Used with permission of Data Haven.

Risk Factor: Access to Food

Eating more fruits and vegetables and fewer prepackaged and processed foods contributes to longer and healthier lives. A person’s diet is determined by individual choice and access to food. Do communities have access to supermarkets and grocery stores with healthy food options? Can they afford them? Minority communities are more likely to answer ‘no’ to these questions, thus putting them at higher risk for unhealthy diets and consequently increased risk of obesity, type 2 diabetes, and premature death. 

National data shows that African American and Latino households are twice as likely to report that they DON’T have access to nutritious affordable food compared to white households.1 

Nationally, African Americans are 44% more likely to die from stroke, 30% more likely to die from heart disease, and more than twice as likely to die from diabetes compared to the white population.2,3 

Similar statistics are reported in the Greater New Haven area, where African Americans are more than twice as likely to report food insecurity, 78% more likely to be obese, and twice as likely to be diabetic compared to whites.4<\sup> 

The New Haven City Transformational Plan (CTP) reports that 40% of residents from New Haven’s lowest resource neighborhoods reported not having enough money to pay for food in the past 30 days. Because of this upsetting reality, the CTP has made increasing food access in the greater New Haven area one of its four main health targets over the next five years.5

Inspirational Innovation - New Haven Farms

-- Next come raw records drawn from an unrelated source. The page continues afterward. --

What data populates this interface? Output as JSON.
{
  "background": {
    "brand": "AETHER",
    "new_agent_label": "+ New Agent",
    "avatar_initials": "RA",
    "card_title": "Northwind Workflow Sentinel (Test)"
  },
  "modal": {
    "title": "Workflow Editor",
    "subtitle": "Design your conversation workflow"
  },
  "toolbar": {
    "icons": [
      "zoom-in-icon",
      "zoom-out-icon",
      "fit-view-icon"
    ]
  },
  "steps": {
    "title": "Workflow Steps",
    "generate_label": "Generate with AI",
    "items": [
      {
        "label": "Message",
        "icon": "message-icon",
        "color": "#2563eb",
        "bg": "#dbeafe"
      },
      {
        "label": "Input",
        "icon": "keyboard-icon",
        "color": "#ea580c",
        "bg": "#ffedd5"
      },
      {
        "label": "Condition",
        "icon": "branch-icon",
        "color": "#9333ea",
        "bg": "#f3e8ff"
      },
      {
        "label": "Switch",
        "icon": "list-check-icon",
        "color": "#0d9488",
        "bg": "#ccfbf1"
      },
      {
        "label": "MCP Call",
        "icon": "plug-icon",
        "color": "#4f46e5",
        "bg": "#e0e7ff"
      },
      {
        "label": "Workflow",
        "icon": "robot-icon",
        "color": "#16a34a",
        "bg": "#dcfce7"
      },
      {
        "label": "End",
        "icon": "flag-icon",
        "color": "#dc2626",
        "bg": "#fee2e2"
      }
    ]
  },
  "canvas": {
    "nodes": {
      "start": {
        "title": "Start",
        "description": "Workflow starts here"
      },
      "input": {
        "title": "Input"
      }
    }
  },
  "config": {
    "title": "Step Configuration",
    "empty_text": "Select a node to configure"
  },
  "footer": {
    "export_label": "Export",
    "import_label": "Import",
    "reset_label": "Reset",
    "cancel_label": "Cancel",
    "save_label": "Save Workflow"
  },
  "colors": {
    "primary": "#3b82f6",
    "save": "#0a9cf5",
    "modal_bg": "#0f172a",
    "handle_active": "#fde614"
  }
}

New Haven Farms is a nonprofit organization that hosts on-farm wellness programs combining agricultural, nutritional, and cooking education to combat the intersecting crises of diabetes, obesity, environmental degradation, and poverty. Consisting of eight farms, the organization grows organic fruits and vegetables and distributes them to families that are affected by poverty or individuals who are at-risk for chronic diseases.

1. Neff RA, Palmer AM, McKenzie SE, Lawrence RS. Food Systems and Public Health Disparities. Journal of Hunger & Environmental Nutrition. 2009;4(3-4):282-314. 

2. Healthy People 2020. Office of Disease Prevention and Health Promotion [Internet]. 2016. 

3. Kenneth D. Kochanek MA, Sherry L. Murphy BS, Jiaquan Xu MD, Betzaida Tejada-Vera MS. Deaths: Final Data for 2014. U.S. Department of Health and Human Services; June 30, 2016 2016. 

4. Abraham M, Buchanan M. Greater New Haven Community Index. New Haven, CT: DataHaven;2016. 

5. New Haven City Transformation Plan. 2016.